Web page and app entries
────────────────────

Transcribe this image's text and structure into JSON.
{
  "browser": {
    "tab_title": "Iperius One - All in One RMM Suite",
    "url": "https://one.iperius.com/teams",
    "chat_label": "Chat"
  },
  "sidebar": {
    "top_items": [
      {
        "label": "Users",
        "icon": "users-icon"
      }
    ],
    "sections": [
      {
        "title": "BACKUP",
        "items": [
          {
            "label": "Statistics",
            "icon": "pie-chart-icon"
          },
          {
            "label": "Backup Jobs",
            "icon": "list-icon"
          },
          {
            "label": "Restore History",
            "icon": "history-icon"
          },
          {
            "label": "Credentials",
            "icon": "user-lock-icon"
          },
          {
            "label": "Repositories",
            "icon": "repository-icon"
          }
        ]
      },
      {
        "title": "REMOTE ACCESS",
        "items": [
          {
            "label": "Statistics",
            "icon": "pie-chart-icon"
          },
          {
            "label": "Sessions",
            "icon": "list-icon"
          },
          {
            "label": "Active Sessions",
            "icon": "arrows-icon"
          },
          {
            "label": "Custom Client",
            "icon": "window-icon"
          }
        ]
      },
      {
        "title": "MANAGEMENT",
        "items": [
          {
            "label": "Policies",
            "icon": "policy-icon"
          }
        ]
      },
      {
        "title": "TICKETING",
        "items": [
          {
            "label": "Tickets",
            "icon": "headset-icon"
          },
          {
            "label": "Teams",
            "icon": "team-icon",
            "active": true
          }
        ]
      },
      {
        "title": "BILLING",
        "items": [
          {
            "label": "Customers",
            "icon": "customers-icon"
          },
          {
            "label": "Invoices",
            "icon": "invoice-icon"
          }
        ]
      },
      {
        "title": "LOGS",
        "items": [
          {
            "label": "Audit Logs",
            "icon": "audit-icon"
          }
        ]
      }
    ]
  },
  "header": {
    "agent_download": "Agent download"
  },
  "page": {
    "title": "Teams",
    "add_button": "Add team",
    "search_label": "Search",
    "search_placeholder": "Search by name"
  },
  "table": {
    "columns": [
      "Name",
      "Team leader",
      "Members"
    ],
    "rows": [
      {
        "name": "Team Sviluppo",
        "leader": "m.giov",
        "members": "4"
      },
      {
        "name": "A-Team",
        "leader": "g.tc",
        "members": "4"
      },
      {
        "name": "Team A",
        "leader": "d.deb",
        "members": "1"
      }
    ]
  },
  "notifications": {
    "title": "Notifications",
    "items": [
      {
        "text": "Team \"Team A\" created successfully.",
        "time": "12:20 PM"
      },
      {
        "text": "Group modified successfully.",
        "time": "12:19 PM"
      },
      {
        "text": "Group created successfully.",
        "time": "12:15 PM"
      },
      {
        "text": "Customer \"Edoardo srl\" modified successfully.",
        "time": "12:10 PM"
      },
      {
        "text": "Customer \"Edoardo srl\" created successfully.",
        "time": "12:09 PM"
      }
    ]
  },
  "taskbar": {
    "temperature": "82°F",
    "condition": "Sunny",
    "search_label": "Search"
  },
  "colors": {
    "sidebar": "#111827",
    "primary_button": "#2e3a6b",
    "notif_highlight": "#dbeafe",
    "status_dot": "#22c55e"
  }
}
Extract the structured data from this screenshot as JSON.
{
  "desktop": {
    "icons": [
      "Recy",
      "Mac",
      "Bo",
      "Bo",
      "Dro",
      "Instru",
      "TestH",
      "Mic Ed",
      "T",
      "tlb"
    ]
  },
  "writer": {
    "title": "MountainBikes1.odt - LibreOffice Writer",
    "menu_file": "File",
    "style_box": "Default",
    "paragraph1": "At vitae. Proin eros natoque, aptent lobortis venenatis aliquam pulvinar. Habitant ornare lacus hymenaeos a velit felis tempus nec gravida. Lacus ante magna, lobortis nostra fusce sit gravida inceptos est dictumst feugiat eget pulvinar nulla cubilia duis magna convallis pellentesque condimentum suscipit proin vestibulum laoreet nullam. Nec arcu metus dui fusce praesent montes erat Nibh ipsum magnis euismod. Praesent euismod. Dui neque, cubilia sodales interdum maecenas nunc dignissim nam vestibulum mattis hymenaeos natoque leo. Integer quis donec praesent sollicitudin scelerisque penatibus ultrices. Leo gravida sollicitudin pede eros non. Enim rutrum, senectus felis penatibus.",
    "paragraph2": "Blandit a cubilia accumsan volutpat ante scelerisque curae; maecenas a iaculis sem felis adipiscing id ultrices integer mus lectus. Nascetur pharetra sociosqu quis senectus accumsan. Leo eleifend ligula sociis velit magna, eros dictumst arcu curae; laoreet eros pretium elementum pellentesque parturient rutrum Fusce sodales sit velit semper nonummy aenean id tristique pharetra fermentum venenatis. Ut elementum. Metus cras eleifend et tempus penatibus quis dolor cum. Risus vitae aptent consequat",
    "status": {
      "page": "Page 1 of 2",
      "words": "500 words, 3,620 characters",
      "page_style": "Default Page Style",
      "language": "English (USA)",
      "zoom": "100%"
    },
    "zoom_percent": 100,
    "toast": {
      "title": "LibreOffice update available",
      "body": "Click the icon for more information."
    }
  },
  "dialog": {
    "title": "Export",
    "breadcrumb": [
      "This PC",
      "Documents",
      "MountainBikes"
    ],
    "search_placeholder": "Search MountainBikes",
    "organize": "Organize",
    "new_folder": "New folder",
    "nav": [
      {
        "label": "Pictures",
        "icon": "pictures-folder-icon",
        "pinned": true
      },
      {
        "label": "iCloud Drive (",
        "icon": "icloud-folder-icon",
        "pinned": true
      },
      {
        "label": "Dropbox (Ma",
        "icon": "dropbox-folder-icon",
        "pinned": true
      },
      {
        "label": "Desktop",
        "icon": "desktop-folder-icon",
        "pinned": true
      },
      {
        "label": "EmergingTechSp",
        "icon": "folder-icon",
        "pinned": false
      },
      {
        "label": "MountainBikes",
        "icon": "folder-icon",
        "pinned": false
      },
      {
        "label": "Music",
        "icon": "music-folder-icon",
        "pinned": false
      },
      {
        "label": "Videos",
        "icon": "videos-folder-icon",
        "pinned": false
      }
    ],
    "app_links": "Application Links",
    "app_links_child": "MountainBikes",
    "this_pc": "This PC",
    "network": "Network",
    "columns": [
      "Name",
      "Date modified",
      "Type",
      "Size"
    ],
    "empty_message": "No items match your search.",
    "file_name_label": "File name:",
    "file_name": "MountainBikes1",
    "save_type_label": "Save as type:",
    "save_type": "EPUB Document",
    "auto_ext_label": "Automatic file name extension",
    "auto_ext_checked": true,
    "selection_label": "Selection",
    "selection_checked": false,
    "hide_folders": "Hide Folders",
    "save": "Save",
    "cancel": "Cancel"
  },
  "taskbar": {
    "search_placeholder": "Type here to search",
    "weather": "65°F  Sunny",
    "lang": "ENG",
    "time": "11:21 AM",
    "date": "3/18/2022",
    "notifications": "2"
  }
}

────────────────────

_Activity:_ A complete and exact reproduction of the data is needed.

_Reply to the exercise:_
Transcribe this image's text and structure into JSON.
{
  "browser": {
    "tab_title": "Iperius One - All in One RMM Suite",
    "url": "https://one.iperius.com/teams",
    "chat_label": "Chat"
  },
  "sidebar": {
    "top_items": [
      {
        "label": "Users",
        "icon": "users-icon"
      }
    ],
    "sections": [
      {
        "title": "BACKUP",
        "items": [
          {
            "label": "Statistics",
            "icon": "pie-chart-icon"
          },
          {
            "label": "Backup Jobs",
            "icon": "list-icon"
          },
          {
            "label": "Restore History",
            "icon": "history-icon"
          },
          {
            "label": "Credentials",
            "icon": "user-lock-icon"
          },
          {
            "label": "Repositories",
            "icon": "repository-icon"
          }
        ]
      },
      {
        "title": "REMOTE ACCESS",
        "items": [
          {
            "label": "Statistics",
            "icon": "pie-chart-icon"
          },
          {
            "label": "Sessions",
            "icon": "list-icon"
          },
          {
            "label": "Active Sessions",
            "icon": "arrows-icon"
          },
          {
            "label": "Custom Client",
            "icon": "window-icon"
          }
        ]
      },
      {
        "title": "MANAGEMENT",
        "items": [
          {
            "label": "Policies",
            "icon": "policy-icon"
          }
        ]
      },
      {
        "title": "TICKETING",
        "items": [
          {
            "label": "Tickets",
            "icon": "headset-icon"
          },
          {
            "label": "Teams",
            "icon": "team-icon",
            "active": true
          }
        ]
      },
      {
        "title": "BILLING",
        "items": [
          {
            "label": "Customers",
            "icon": "customers-icon"
          },
          {
            "label": "Invoices",
            "icon": "invoice-icon"
          }
        ]
      },
      {
        "title": "LOGS",
        "items": [
          {
            "label": "Audit Logs",
            "icon": "audit-icon"
          }
        ]
      }
    ]
  },
  "header": {
    "agent_download": "Agent download"
  },
  "page": {
    "title": "Teams",
    "add_button": "Add team",
    "search_label": "Search",
    "search_placeholder": "Search by name"
  },
  "table": {
    "columns": [
      "Name",
      "Team leader",
      "Members"
    ],
    "rows": [
      {
        "name": "Team Sviluppo",
        "leader": "m.giov",
        "members": "4"
      },
      {
        "name": "A-Team",
        "leader": "g.tc",
        "members": "4"
      },
      {
        "name": "Team A",
        "leader": "d.deb",
        "members": "1"
      }
    ]
  },
  "notifications": {
    "title": "Notifications",
    "items": [
      {
        "text": "Team \"Team A\" created successfully.",
        "time": "12:20 PM"
      },
      {
        "text": "Group modified successfully.",
        "time": "12:19 PM"
      },
      {
        "text": "Group created successfully.",
        "time": "12:15 PM"
      },
      {
        "text": "Customer \"Edoardo srl\" modified successfully.",
        "time": "12:10 PM"
      },
      {
        "text": "Customer \"Edoardo srl\" created successfully.",
        "time": "12:09 PM"
      }
    ]
  },
  "taskbar": {
    "temperature": "82°F",
    "condition": "Sunny",
    "search_label": "Search"
  },
  "colors": {
    "sidebar": "#111827",
    "primary_button": "#2e3a6b",
    "notif_highlight": "#dbeafe",
    "status_dot": "#22c55e"
  }
}
Extract the structured data from this screenshot as JSON.
{
  "desktop": {
    "icons": [
      "Recy",
      "Mac",
      "Bo",
      "Bo",
      "Dro",
      "Instru",
      "TestH",
      "Mic Ed",
      "T",
      "tlb"
    ]
  },
  "writer": {
    "title": "MountainBikes1.odt - LibreOffice Writer",
    "menu_file": "File",
    "style_box": "Default",
    "paragraph1": "At vitae. Proin eros natoque, aptent lobortis venenatis aliquam pulvinar. Habitant ornare lacus hymenaeos a velit felis tempus nec gravida. Lacus ante magna, lobortis nostra fusce sit gravida inceptos est dictumst feugiat eget pulvinar nulla cubilia duis magna convallis pellentesque condimentum suscipit proin vestibulum laoreet nullam. Nec arcu metus dui fusce praesent montes erat Nibh ipsum magnis euismod. Praesent euismod. Dui neque, cubilia sodales interdum maecenas nunc dignissim nam vestibulum mattis hymenaeos natoque leo. Integer quis donec praesent sollicitudin scelerisque penatibus ultrices. Leo gravida sollicitudin pede eros non. Enim rutrum, senectus felis penatibus.",
    "paragraph2": "Blandit a cubilia accumsan volutpat ante scelerisque curae; maecenas a iaculis sem felis adipiscing id ultrices integer mus lectus. Nascetur pharetra sociosqu quis senectus accumsan. Leo eleifend ligula sociis velit magna, eros dictumst arcu curae; laoreet eros pretium elementum pellentesque parturient rutrum Fusce sodales sit velit semper nonummy aenean id tristique pharetra fermentum venenatis. Ut elementum. Metus cras eleifend et tempus penatibus quis dolor cum. Risus vitae aptent consequat",
    "status": {
      "page": "Page 1 of 2",
      "words": "500 words, 3,620 characters",
      "page_style": "Default Page Style",
      "language": "English (USA)",
      "zoom": "100%"
    },
    "zoom_percent": 100,
    "toast": {
      "title": "LibreOffice update available",
      "body": "Click the icon for more information."
    }
  },
  "dialog": {
    "title": "Export",
    "breadcrumb": [
      "This PC",
      "Documents",
      "MountainBikes"
    ],
    "search_placeholder": "Search MountainBikes",
    "organize": "Organize",
    "new_folder": "New folder",
    "nav": [
      {
        "label": "Pictures",
        "icon": "pictures-folder-icon",
        "pinned": true
      },
      {
        "label": "iCloud Drive (",
        "icon": "icloud-folder-icon",
        "pinned": true
      },
      {
        "label": "Dropbox (Ma",
        "icon": "dropbox-folder-icon",
        "pinned": true
      },
      {
        "label": "Desktop",
        "icon": "desktop-folder-icon",
        "pinned": true
      },
      {
        "label": "EmergingTechSp",
        "icon": "folder-icon",
        "pinned": false
      },
      {
        "label": "MountainBikes",
        "icon": "folder-icon",
        "pinned": false
      },
      {
        "label": "Music",
        "icon": "music-folder-icon",
        "pinned": false
      },
      {
        "label": "Videos",
        "icon": "videos-folder-icon",
        "pinned": false
      }
    ],
    "app_links": "Application Links",
    "app_links_child": "MountainBikes",
    "this_pc": "This PC",
    "network": "Network",
    "columns": [
      "Name",
      "Date modified",
      "Type",
      "Size"
    ],
    "empty_message": "No items match your search.",
    "file_name_label": "File name:",
    "file_name": "MountainBikes1",
    "save_type_label": "Save as type:",
    "save_type": "EPUB Document",
    "auto_ext_label": "Automatic file name extension",
    "auto_ext_checked": true,
    "selection_label": "Selection",
    "selection_checked": false,
    "hide_folders": "Hide Folders",
    "save": "Save",
    "cancel": "Cancel"
  },
  "taskbar": {
    "search_placeholder": "Type here to search",
    "weather": "65°F  Sunny",
    "lang": "ENG",
    "time": "11:21 AM",
    "date": "3/18/2022",
    "notifications": "2"
  }
}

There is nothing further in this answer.